A $1-million average price for new detached home is not something Brian Johnston, chief operating officer of Mattamy Homes, thought he would see in his lifetime, but he says there is just so little product available in the Toronto region, which he is increasingly likening to Vancouver.
“Never, never, never did I though we would get here,” said Johnston, whose firm is also selling homes in the Kitchener region. “The thing is, the same house that we sell in Kitchener is $180,000 less than in Milton (already 40 kilometres west of downtown Toronto).”
Johnston says what is happening is people working in the west end of the GTA will look to the Kitchener-Waterloo region for something affordable with prices starting in the $400,000-range for a townhouse. He says younger multi-ethnic families are moving into the area.
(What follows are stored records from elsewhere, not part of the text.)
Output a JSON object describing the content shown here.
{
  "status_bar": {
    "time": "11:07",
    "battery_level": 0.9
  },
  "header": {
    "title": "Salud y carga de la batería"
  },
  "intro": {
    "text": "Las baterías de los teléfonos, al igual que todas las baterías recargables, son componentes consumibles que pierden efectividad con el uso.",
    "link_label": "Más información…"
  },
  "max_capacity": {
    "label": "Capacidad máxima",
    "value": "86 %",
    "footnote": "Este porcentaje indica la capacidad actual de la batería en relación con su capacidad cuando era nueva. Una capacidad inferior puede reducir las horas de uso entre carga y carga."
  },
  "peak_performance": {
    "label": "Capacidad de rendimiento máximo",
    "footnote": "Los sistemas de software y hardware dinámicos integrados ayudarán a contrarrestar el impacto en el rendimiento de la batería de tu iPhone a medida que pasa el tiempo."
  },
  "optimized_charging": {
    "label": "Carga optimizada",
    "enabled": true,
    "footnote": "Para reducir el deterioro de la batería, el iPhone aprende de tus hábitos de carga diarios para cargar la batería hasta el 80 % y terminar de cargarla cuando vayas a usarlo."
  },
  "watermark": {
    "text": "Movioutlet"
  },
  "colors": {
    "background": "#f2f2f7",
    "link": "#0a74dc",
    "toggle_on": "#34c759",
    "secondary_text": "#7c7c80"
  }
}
“People want the single family home and the lease-preferred option is the high-rise home,” he said.
Prices in the high-rise market continue to increase, but not nearly as fast. The average price of a new high-rise home increased two per cent from March 2015, to $459,231. On a price-per-square-foot basis, prices were up four per cent during the period, to $582.
Douglas Porter, chief economist with Bank of Montreal, is not sure people will be convinced to make that transition into condominiums instead of the detached home, although some spillover probably saved the high-rise market from collapsing.
“There doesn’t appear to be any surge in supply coming (for detached homes), maybe not even in our lifetime,” Porter said. “I’m not sure the imbalance will ever turn around.”
Porter said government policy might be the only thing that could cool down the market, but noted that since 2008 there have been five separate moves from the federal government to slow the market. He added it’s unclear how a crackdown on foreign ownership of housing, a move some have called for, would impact the market, since the data on overseas ownership are unclear.
Cam Forbes, the general manager and broker of Re/Max Realtron Realty Inc., said demand is actually driving Toronto realtors to look for opportunities in neighbouring municipalities — a situation prompting his brokerage to expand into Newmarket, about 55 kilometres north of Toronto.
“Our greatest growth is in that office,” said Forbes, whose firm has eight locations in the GTA. “For the first time in a long time there really is a shortage of inventory in the 905 (suburbs).”
*Garry Marr, MORTGAGES & REAL ESTATE, April 21, 2016. http://business.financialpost.com/personal-finance/